A bike will be a pile of rubble in a year or so or it will keep running under diabolical conditions and state of tune. The ones that keep going tend to have a bit of a following and gain a reputation, and as you might of guessed by now, the AG200 comes under this category.

AG200 filters

Take the example shown here. This poor thing began its life ten years ago in Japan. An ’03 electric start version that ended its working days ten years later with the original owner. Check the filters…air, oil and strainer. I’m guessing that if this bike had ANY oil changes in it’s life time it could be counted on one hand!

AG200 oil filter

Its shows how robust the bike is though. How any air got through the filter is beyond me. The oil filter is so clogged that the poor old oil pump had to suck a hole through the gauze to get oil through! Amazing! And the strainer that sits behind the drain cap is deformed from lack of flow as well!

AG200 oil strainer

This treatment usually always ends in the same way; excessive wear enables the timing chain to fling off the gears and the whole show comes to a halt! Sometimes you will get lucky and the valves won’t smash into the piston (don’t ask me how this can happen!), but most of the time there will be valve damage.

AG200 timing chain

Another timing chain can be all that’s needed to get things on the road again but I doubt it will be its only problem after the torture it has endured. It shows the robustness of the engine design. It has few weak areas and they can easily be overcome by routine maintenance. Keep on top of the maintenance and you have an engine that will take you reliably wherever you want to go.



AG200 service information

Maintaining and repairing motorcycles is just as enjoyable for me as riding them…I find it relaxing and satisfying when you know a job is done right. But maintenance and repairs can be frustrating, detrimental to your machine or even dangerous to yourself if you don’t have the required tools and service information. Good tools and service info are two must haves for any work on any bike in my opinion. So I have posted all the relevant data for the AG200 so you can access it to help you out on your AG journey. I will add more info as it becomes available and anyone who thinks I’m short on something just let me know.

1997 3GX – link to the first PDF format manual that I have found. It’s a scan but still very helpful.

3GX ’03 update – link to the updates for ’03.

3GX ’08 update – link to the ’08 updates.

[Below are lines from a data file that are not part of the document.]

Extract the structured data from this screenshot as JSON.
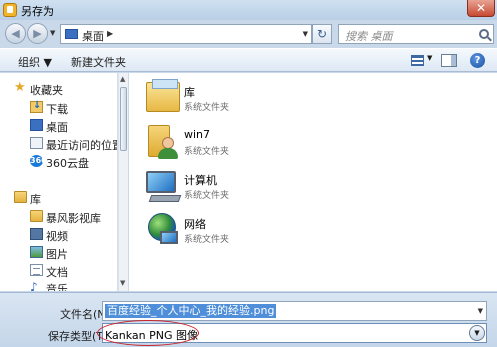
{
  "window": {
    "title": "另存为",
    "close_glyph": "✕"
  },
  "navbar": {
    "back_glyph": "◀",
    "forward_glyph": "▶",
    "dropdown_glyph": "▼",
    "address": "桌面",
    "address_sep": "▶",
    "refresh_glyph": "↻",
    "search_placeholder": "搜索 桌面"
  },
  "toolbar": {
    "organize": "组织 ▼",
    "new_folder": "新建文件夹",
    "view_dropdown": "▼",
    "help": "?"
  },
  "sidebar": {
    "favorites": {
      "label": "收藏夹",
      "items": [
        "下载",
        "桌面",
        "最近访问的位置",
        "360云盘"
      ]
    },
    "libraries": {
      "label": "库",
      "items": [
        "暴风影视库",
        "视频",
        "图片",
        "文档",
        "音乐"
      ]
    },
    "cloud_icon_text": "360",
    "scroll_up": "▲",
    "scroll_down": "▼"
  },
  "files": [
    {
      "name": "库",
      "type": "系统文件夹",
      "icon": "library-icon"
    },
    {
      "name": "win7",
      "type": "系统文件夹",
      "icon": "user-folder-icon"
    },
    {
      "name": "计算机",
      "type": "系统文件夹",
      "icon": "computer-icon"
    },
    {
      "name": "网络",
      "type": "系统文件夹",
      "icon": "network-icon"
    }
  ],
  "form": {
    "filename_label": "文件名(N):",
    "filename_value": "百度经验_个人中心_我的经验.png",
    "type_label": "保存类型(T):",
    "type_value": "Kankan PNG 图像",
    "dropdown_glyph": "▼"
  },
  "colors": {
    "selection": "#4f8fd9",
    "annotation": "#c8232a",
    "chrome": "#c9d9ea"
  }
}
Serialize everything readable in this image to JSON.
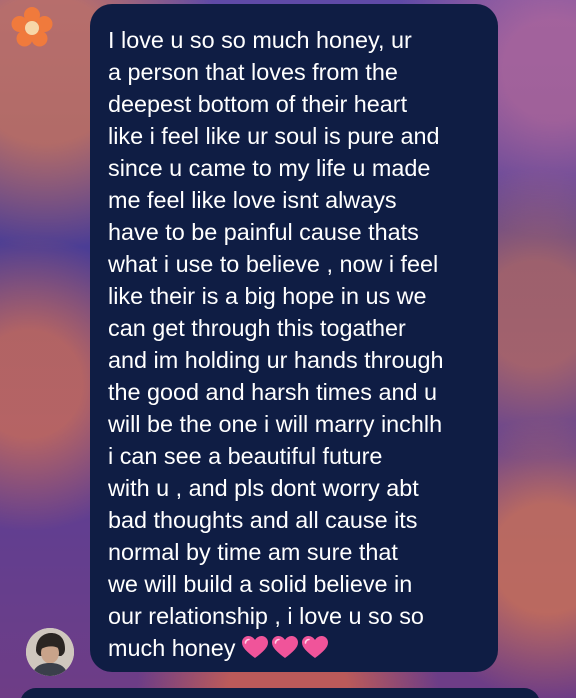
{
  "message": {
    "lines": [
      "I love u so so much honey, ur",
      "a person that loves from the",
      "deepest bottom of their heart",
      "like i feel like ur soul is pure and",
      "since u came to my life u made",
      "me feel like love isnt always",
      "have to be painful cause thats",
      "what i use to believe , now i feel",
      "like their is a big hope in us we",
      "can get through this togather",
      "and im holding ur hands through",
      "the good and harsh times and u",
      "will be the one i will marry inchlh",
      "i can see a beautiful future",
      "with u , and pls dont worry abt",
      "bad thoughts and all cause its",
      "normal by time am sure that",
      "we will build a solid believe in",
      "our relationship , i love u so so",
      "much honey"
    ],
    "emoji": [
      "pink-heart-icon",
      "pink-heart-icon",
      "pink-heart-icon"
    ]
  },
  "colors": {
    "bubble": "#0f1d44",
    "text": "#ffffff",
    "heart": "#f0549a",
    "flower": "#f07a3c"
  }
}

These are manuals related to the Australian models but the rest of the world should be pretty close. They are also not as comprehensive as one might think but I will try and cover some of the discrepancies as time goes on.